4 tips for ensuring your loyalty program assets are handed down
Collecting Rewards Reward points and miles are a valuable asset. It's important to put as much thought and effort into bequeathing them as you do into earning them.
I never considered how valuable my frequent flyer miles could be to a loved one until I saw an episode of “Two and a Half Men,” during which a billionaire gave a teenager 250,000 miles because he just didn’t need them.
That’s a lot of miles to give away. Yet every year, many people do that unwittingly because they have not planned how to pass on their loyalty miles or points upon death. Only 13 percent of Canadians are familiar with their program’s policy regarding the transfer of a deceased collector’s points, according to a recent survey of almost 1,200 consumers, by LoyaltyOne. Almost 85 percent of those surveyed never considered what would happen to those points when they die.
Yet at the same time, 61 percent of those consumers said it was important for their loyalty program to have an easy-to-understand bequeathing policy in place.
Your account could go into dormancy after a period of inactivity; know when your points expire.
After further research we learned that some companies do, but not all are easy to understand. Here are a few key tips for ensuring your miles or points don’t disappear into thin air:
1) Get organized
For each program you are part of, create a folder for your membership number, recent statement, online log in and policy guidelines. Keep in mind you may have to call customer service to get this last bit of information and should try to get it in written form, such as an email. Keep all of this information updated and in a safe place, like a fireproof lock box, and be sure your family members know where to find it. Those who inherit points should have the above information ready, along with the account information of where they’d like the points transferred.
2) Keep track of the points/miles you’re accumulating
Several online services and apps, including AwardWallet.com and UsingMiles.com will manage your loyalty programs, and monitor your points or miles so you can keep on top of your assets.
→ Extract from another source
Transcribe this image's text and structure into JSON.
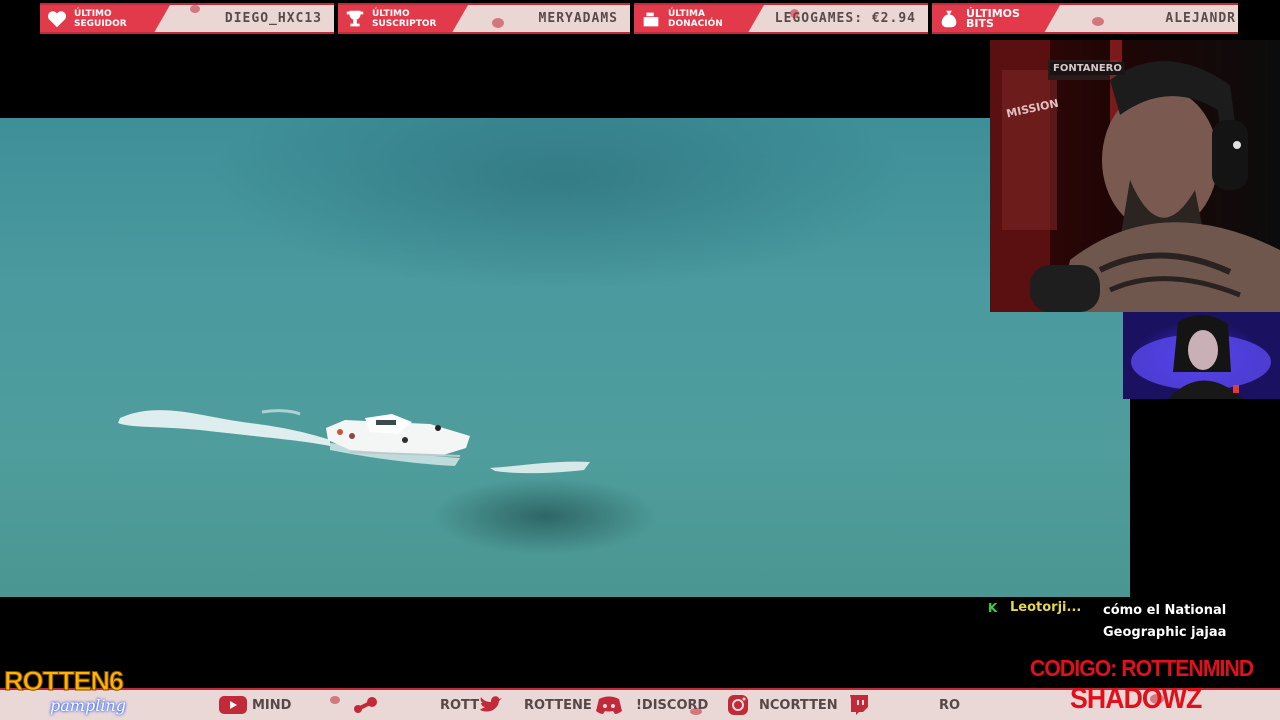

These free services will alert you when points or miles are about to expire and also provide tips on making the most of them.
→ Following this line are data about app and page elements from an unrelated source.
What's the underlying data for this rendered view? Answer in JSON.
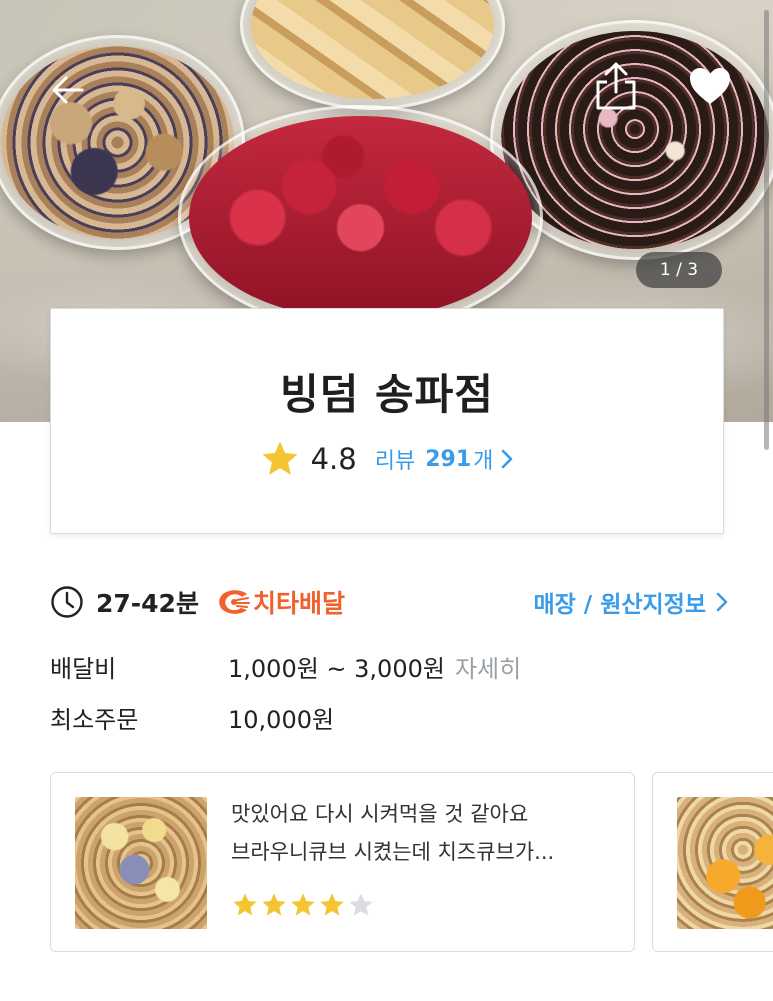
{
  "hero": {
    "page_counter": "1 / 3",
    "icons": {
      "back": "back-arrow-icon",
      "share": "share-icon",
      "favorite": "heart-icon"
    }
  },
  "store": {
    "name": "빙덤 송파점",
    "rating": "4.8",
    "review_label": "리뷰",
    "review_count": "291",
    "review_unit": "개"
  },
  "delivery": {
    "eta": "27-42분",
    "badge_label": "치타배달",
    "badge_color": "#f0612e",
    "store_info_link": "매장 / 원산지정보",
    "fee_label": "배달비",
    "fee_value": "1,000원 ~ 3,000원",
    "fee_detail": "자세히",
    "min_order_label": "최소주문",
    "min_order_value": "10,000원"
  },
  "reviews": [
    {
      "line1": "맛있어요 다시 시켜먹을 것 같아요",
      "line2": "브라우니큐브 시켰는데 치즈큐브가...",
      "stars": 4,
      "max_stars": 5
    }
  ],
  "colors": {
    "accent": "#3a9ce8",
    "star": "#f5c431",
    "star_empty": "#dcdde3"
  }
}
3) Consider the fees
Many programs charge a fee — typically $50 to $75 — to transfer points from account to account. If a fee is involved, it would dilute the value of small gifts. In such cases, it could be worth calling customer service to negotiate.
4) Use them
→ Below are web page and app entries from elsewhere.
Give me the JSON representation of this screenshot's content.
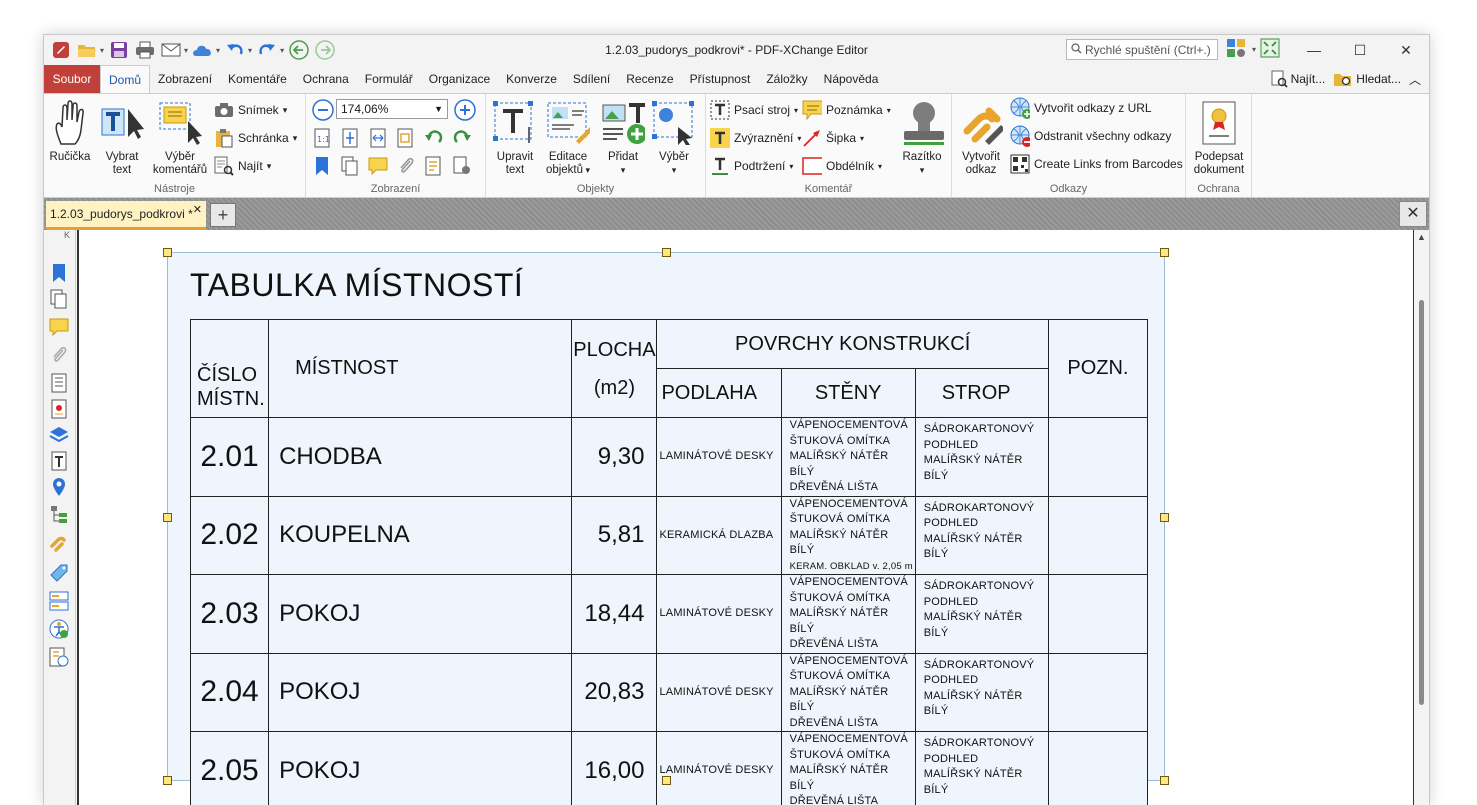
{
  "window": {
    "title": "1.2.03_pudorys_podkrovi* - PDF-XChange Editor",
    "quick_launch_placeholder": "Rychlé spuštění (Ctrl+.)"
  },
  "menu": {
    "tabs": [
      "Soubor",
      "Domů",
      "Zobrazení",
      "Komentáře",
      "Ochrana",
      "Formulář",
      "Organizace",
      "Konverze",
      "Sdílení",
      "Recenze",
      "Přístupnost",
      "Záložky",
      "Nápověda"
    ],
    "find_label": "Najít...",
    "search_label": "Hledat..."
  },
  "ribbon": {
    "tools": {
      "label": "Nástroje",
      "hand": "Ručička",
      "select_text_1": "Vybrat",
      "select_text_2": "text",
      "select_comments_1": "Výběr",
      "select_comments_2": "komentářů",
      "snapshot": "Snímek",
      "clipboard": "Schránka",
      "find": "Najít"
    },
    "view": {
      "label": "Zobrazení",
      "zoom": "174,06%"
    },
    "objects": {
      "label": "Objekty",
      "edit_text_1": "Upravit",
      "edit_text_2": "text",
      "edit_objects_1": "Editace",
      "edit_objects_2": "objektů",
      "add": "Přidat",
      "select": "Výběr"
    },
    "comment": {
      "label": "Komentář",
      "typewriter": "Psací stroj",
      "note": "Poznámka",
      "highlight": "Zvýraznění",
      "arrow": "Šipka",
      "underline": "Podtržení",
      "rectangle": "Obdélník",
      "stamp": "Razítko"
    },
    "links": {
      "label": "Odkazy",
      "create_link_1": "Vytvořit",
      "create_link_2": "odkaz",
      "create_url": "Vytvořit odkazy z URL",
      "remove_all": "Odstranit všechny odkazy",
      "barcodes": "Create Links from Barcodes"
    },
    "protection": {
      "label": "Ochrana",
      "sign_1": "Podepsat",
      "sign_2": "dokument"
    }
  },
  "document_tab": {
    "name": "1.2.03_pudorys_podkrovi *"
  },
  "document": {
    "title": "TABULKA MÍSTNOSTÍ",
    "headers": {
      "number_1": "ČÍSLO",
      "number_2": "MÍSTN.",
      "room": "MÍSTNOST",
      "area_1": "PLOCHA",
      "area_2": "(m2)",
      "surfaces": "POVRCHY KONSTRUKCÍ",
      "floor": "PODLAHA",
      "walls": "STĚNY",
      "ceiling": "STROP",
      "note": "POZN."
    },
    "rows": [
      {
        "number": "2.01",
        "name": "CHODBA",
        "area": "9,30",
        "floor": "LAMINÁTOVÉ DESKY",
        "walls": [
          "VÁPENOCEMENTOVÁ",
          "ŠTUKOVÁ OMÍTKA",
          "MALÍŘSKÝ NÁTĚR BÍLÝ",
          "DŘEVĚNÁ LIŠTA"
        ],
        "ceiling": [
          "SÁDROKARTONOVÝ",
          "PODHLED",
          "MALÍŘSKÝ NÁTĚR BÍLÝ"
        ]
      },
      {
        "number": "2.02",
        "name": "KOUPELNA",
        "area": "5,81",
        "floor": "KERAMICKÁ DLAZBA",
        "walls": [
          "VÁPENOCEMENTOVÁ",
          "ŠTUKOVÁ OMÍTKA",
          "MALÍŘSKÝ NÁTĚR BÍLÝ",
          "KERAM. OBKLAD v. 2,05 m"
        ],
        "ceiling": [
          "SÁDROKARTONOVÝ",
          "PODHLED",
          "MALÍŘSKÝ NÁTĚR BÍLÝ"
        ]
      },
      {
        "number": "2.03",
        "name": "POKOJ",
        "area": "18,44",
        "floor": "LAMINÁTOVÉ DESKY",
        "walls": [
          "VÁPENOCEMENTOVÁ",
          "ŠTUKOVÁ OMÍTKA",
          "MALÍŘSKÝ NÁTĚR BÍLÝ",
          "DŘEVĚNÁ LIŠTA"
        ],
        "ceiling": [
          "SÁDROKARTONOVÝ",
          "PODHLED",
          "MALÍŘSKÝ NÁTĚR BÍLÝ"
        ]
      },
      {
        "number": "2.04",
        "name": "POKOJ",
        "area": "20,83",
        "floor": "LAMINÁTOVÉ DESKY",
        "walls": [
          "VÁPENOCEMENTOVÁ",
          "ŠTUKOVÁ OMÍTKA",
          "MALÍŘSKÝ NÁTĚR BÍLÝ",
          "DŘEVĚNÁ LIŠTA"
        ],
        "ceiling": [
          "SÁDROKARTONOVÝ",
          "PODHLED",
          "MALÍŘSKÝ NÁTĚR BÍLÝ"
        ]
      },
      {
        "number": "2.05",
        "name": "POKOJ",
        "area": "16,00",
        "floor": "LAMINÁTOVÉ DESKY",
        "walls": [
          "VÁPENOCEMENTOVÁ",
          "ŠTUKOVÁ OMÍTKA",
          "MALÍŘSKÝ NÁTĚR BÍLÝ",
          "DŘEVĚNÁ LIŠTA"
        ],
        "ceiling": [
          "SÁDROKARTONOVÝ",
          "PODHLED",
          "MALÍŘSKÝ NÁTĚR BÍLÝ"
        ]
      }
    ]
  },
  "colors": {
    "file_tab": "#c2403a",
    "accent_blue": "#1f57a8",
    "doc_tab_bg": "#fff3c4",
    "selection_bg": "#eef5fc"
  },
  "icons": {
    "sidebar": [
      "bookmarks-icon",
      "pages-icon",
      "comments-icon",
      "attachments-icon",
      "document-icon",
      "certificate-icon",
      "layers-icon",
      "text-icon",
      "destinations-icon",
      "structure-icon",
      "links-icon",
      "tags-icon",
      "fields-icon",
      "accessibility-icon",
      "reading-order-icon"
    ]
  }
}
Reward yourself by using your points and miles, or consider gifting points to loved ones or a charity now. Planning how to distribute points will require you to give thought to how to divide this asset among family members, charities and other recipients. Discuss your plans with heirs so they understand your wishes.
You don’t have to be a billionaire to have a reward portfolio of value. If we put as much thought into bequeathing our points and miles as we do into earning them, we can ensure future generations will enjoy them, too.